● WHAT TO PRODUCE
Find all the lines in the entries below that hold the word "JSON" and copy them.

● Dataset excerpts
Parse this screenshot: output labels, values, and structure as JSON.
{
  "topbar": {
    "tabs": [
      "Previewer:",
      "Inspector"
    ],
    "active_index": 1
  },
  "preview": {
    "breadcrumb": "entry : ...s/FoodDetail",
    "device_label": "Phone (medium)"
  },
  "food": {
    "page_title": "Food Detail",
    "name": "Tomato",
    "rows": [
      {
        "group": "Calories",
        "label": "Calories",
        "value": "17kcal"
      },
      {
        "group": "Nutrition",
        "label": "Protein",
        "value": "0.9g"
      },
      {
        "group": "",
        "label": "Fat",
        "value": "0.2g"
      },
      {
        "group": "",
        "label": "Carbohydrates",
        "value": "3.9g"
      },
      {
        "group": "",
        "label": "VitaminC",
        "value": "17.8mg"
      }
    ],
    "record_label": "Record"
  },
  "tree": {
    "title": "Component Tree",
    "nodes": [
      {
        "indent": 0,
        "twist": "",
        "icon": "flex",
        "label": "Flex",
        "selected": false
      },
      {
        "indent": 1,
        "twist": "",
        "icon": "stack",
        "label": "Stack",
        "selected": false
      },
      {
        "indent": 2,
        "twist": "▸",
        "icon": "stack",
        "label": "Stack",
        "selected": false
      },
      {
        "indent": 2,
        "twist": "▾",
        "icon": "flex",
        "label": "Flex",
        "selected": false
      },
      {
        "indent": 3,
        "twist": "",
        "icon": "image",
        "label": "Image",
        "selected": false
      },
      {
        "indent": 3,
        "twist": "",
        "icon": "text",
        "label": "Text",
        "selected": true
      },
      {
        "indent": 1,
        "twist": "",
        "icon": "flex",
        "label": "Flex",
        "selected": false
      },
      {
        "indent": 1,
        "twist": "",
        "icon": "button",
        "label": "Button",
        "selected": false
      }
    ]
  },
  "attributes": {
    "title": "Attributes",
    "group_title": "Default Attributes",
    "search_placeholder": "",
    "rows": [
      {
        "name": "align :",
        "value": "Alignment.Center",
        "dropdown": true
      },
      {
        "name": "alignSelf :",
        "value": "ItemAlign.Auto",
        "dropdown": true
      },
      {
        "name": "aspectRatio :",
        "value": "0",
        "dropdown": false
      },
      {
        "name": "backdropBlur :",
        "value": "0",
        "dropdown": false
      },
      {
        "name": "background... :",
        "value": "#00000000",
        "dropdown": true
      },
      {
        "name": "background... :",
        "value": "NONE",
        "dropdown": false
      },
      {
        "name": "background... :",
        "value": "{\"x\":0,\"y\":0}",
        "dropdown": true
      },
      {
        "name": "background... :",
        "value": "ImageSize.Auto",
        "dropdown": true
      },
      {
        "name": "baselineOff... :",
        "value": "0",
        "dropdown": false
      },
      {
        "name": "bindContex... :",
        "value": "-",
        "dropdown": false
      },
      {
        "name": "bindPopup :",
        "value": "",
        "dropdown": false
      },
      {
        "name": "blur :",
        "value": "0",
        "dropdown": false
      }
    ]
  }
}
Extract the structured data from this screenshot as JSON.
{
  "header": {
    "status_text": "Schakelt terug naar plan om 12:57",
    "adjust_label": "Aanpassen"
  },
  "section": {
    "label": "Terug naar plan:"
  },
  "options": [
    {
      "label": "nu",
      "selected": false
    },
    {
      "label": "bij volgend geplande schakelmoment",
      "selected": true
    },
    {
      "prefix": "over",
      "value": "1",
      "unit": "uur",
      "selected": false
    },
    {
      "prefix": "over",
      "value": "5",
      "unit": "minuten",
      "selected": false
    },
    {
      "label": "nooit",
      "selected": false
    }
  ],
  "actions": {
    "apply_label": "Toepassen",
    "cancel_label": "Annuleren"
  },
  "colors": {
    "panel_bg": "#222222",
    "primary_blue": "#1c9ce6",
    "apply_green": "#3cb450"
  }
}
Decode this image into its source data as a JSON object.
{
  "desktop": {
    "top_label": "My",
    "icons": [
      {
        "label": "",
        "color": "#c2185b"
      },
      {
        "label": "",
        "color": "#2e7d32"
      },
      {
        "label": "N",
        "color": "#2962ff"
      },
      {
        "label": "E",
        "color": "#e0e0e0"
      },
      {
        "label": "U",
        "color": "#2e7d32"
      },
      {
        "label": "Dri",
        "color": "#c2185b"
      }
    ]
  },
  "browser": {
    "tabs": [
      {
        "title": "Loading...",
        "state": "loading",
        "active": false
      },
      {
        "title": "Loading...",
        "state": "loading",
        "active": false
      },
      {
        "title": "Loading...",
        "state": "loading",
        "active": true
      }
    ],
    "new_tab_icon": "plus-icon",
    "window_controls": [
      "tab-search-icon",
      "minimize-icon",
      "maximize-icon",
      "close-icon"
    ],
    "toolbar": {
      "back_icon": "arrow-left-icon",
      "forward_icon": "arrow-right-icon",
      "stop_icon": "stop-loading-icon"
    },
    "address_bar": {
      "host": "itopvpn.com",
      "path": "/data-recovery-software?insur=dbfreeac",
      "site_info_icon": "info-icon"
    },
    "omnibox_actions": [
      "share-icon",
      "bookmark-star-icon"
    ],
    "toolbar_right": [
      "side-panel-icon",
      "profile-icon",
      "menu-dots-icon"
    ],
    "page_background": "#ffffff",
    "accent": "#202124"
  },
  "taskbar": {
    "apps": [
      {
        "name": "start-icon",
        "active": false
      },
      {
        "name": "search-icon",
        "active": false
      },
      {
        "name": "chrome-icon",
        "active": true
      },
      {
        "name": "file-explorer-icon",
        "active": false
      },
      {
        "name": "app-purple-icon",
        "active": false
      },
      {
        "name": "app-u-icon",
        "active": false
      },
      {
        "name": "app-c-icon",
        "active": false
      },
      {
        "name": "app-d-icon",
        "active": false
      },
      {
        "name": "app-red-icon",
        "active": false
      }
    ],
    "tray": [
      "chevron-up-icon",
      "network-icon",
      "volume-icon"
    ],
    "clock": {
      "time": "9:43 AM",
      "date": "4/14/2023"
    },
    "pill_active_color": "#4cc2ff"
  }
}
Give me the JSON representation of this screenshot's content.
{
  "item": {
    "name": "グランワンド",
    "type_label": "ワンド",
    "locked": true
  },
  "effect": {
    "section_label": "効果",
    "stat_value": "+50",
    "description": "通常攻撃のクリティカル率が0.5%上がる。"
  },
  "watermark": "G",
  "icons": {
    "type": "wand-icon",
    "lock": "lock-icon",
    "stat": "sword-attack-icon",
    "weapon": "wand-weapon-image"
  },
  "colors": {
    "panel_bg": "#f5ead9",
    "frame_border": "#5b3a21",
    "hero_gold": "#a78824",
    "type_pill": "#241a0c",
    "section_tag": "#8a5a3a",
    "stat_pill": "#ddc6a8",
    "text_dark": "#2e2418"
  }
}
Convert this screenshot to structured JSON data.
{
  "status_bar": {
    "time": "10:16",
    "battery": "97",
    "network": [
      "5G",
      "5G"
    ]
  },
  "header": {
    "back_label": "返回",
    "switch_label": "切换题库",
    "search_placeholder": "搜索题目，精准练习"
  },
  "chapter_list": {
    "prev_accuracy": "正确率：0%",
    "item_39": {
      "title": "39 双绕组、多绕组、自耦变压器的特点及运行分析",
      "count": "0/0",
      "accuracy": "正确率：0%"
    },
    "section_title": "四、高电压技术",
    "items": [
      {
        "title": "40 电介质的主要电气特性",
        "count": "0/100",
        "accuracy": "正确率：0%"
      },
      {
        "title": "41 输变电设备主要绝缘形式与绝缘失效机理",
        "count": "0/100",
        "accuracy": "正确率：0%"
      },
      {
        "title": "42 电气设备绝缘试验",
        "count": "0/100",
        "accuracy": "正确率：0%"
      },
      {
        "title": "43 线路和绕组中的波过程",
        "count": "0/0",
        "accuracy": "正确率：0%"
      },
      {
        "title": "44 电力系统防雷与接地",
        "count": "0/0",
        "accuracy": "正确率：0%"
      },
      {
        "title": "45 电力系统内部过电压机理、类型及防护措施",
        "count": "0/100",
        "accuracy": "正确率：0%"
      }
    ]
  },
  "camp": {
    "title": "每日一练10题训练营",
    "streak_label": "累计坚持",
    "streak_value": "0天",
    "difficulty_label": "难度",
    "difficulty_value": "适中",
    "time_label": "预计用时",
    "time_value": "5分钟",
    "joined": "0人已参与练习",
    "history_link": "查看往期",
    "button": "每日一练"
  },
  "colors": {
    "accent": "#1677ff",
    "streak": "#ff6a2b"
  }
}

● COMPLETED EXERCISE
Parse this screenshot: output labels, values, and structure as JSON.
Extract the structured data from this screenshot as JSON.
Decode this image into its source data as a JSON object.
Give me the JSON representation of this screenshot's content.
Convert this screenshot to structured JSON data.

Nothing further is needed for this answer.